Thank you to the millions that used less oil in 2006. For the first time in 20 years, the International Energy Agency show oil consumption in the 30 member countries of the Organization for Economic Cooperation and Development fell 0.6% in 2006. The drop was slight, but most encouraging to all who seek energy independence, averting a climate crisis, and healing an economy “addicted to oil.”

Yes, global oil demand did grow in 2006, but only by 0.9% in 2006, compared to 3.9% growth in 2004 and 1.5% in 2005. Oil demand may be moderating for a number of reasons including these:

1. When oil prices rose, demand shifted to more energy efficiency.
2. Some vehicles have become more fuel efficient by reducing vehicle weight, air and road resistance, and by using hybrid technology.
3. Less heating oil was needed due to global warming.
4. The Kyoto Protocol is starting to work.
5. Biofuels are increasingly used to substitute for fuels refined from oil.
6. Clean distributed energy and more reliable grids reduced the usage of diesel generators, propane and butane.
7. The ratio of people living in cities increased relative to suburbs.

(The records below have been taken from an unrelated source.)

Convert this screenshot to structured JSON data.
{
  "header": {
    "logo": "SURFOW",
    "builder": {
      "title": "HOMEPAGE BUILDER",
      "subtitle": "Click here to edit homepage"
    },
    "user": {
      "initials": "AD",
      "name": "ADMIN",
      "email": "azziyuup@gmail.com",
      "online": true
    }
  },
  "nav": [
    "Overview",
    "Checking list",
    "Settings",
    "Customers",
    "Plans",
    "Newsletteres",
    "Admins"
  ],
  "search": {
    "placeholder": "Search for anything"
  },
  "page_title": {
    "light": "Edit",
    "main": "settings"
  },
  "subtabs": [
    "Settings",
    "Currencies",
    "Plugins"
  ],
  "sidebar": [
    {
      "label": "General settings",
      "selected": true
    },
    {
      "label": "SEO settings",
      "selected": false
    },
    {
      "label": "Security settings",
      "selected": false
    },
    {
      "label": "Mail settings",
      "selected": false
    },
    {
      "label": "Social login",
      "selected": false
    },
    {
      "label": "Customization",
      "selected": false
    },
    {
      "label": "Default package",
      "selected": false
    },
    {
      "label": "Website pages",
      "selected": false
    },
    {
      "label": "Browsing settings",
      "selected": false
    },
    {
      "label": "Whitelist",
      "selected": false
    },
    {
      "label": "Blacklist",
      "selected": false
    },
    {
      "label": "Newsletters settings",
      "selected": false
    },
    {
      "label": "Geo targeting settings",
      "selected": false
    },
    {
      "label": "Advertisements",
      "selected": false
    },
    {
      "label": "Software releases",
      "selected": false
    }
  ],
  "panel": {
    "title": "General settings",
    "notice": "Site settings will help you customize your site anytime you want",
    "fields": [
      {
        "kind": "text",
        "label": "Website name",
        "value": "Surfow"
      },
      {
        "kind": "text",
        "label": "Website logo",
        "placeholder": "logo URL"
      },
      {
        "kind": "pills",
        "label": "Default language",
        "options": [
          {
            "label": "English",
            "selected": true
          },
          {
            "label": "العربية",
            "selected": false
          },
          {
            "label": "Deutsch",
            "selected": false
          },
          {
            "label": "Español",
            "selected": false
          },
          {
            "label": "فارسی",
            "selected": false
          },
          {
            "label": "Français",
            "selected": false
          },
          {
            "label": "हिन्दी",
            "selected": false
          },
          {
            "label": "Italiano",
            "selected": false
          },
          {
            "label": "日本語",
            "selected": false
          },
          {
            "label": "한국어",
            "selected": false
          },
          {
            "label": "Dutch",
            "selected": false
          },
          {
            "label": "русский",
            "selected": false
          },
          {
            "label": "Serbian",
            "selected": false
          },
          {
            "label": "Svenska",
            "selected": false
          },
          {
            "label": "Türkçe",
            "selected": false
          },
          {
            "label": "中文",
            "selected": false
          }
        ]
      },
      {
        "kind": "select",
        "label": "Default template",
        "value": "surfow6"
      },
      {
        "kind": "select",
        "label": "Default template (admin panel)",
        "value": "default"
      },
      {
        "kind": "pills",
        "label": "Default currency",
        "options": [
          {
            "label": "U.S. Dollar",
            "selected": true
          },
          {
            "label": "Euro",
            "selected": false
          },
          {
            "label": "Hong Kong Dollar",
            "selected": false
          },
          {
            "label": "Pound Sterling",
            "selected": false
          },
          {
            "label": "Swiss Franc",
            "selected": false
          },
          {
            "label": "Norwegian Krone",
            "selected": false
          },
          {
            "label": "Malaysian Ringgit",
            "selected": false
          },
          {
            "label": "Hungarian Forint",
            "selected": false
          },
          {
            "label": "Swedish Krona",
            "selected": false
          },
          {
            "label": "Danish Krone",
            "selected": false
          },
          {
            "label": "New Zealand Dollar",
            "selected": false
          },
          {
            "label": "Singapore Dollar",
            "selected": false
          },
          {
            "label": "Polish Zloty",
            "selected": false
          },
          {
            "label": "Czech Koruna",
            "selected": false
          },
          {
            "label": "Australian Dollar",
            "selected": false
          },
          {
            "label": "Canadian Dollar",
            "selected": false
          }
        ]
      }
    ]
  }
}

Oil demand per person is less in cities due to effective public transit and closer proximity of home and work. The U.N. forecasts that 80% of people will live in cities by 2050.
8. More people are riding together with car pooling and public transit.
9. Trucks and buses are reducing the wasteful idling that keeps engines running up to 40% more than is necessary. Use of auxiliary power units are increasing.
10. People spend more time working and shopping at home, using broadband Internet services.

Neal Dikeman commented on the OECD drop, “That really is huge news. Supply and demand economics does work after all, despite what some people may think. Historically, new supply discoveries drove price declines (in the 1st half of the century). Since OPEC however, supply shocks and constraints have driven major price increases, and overestimated demand / negative demand shocks have driven declines.” Mr. Dikeman is a merchant banker, originally from Houston, Texas, and now a partner with Jane Capital.

Moderation of oil usage is timely. Next week, the first phase of the Intergovernmental Panel on Climate Change will be released. This will be a major update from the respected 2001 report that involved hundreds of leading scientists globally. “The smoking gun is definitely lying on the table as we speak,” said top U.S. climate scientist Jerry Mahlman, who reviewed all 1,600 pages of the first segment of a giant four-part report. “The evidence … is compelling.” CNN Report

As the oil reduction numbers are analyzed a picture may emerge about how to continue our path to a brighter future. To all of you who conserved – Thank You!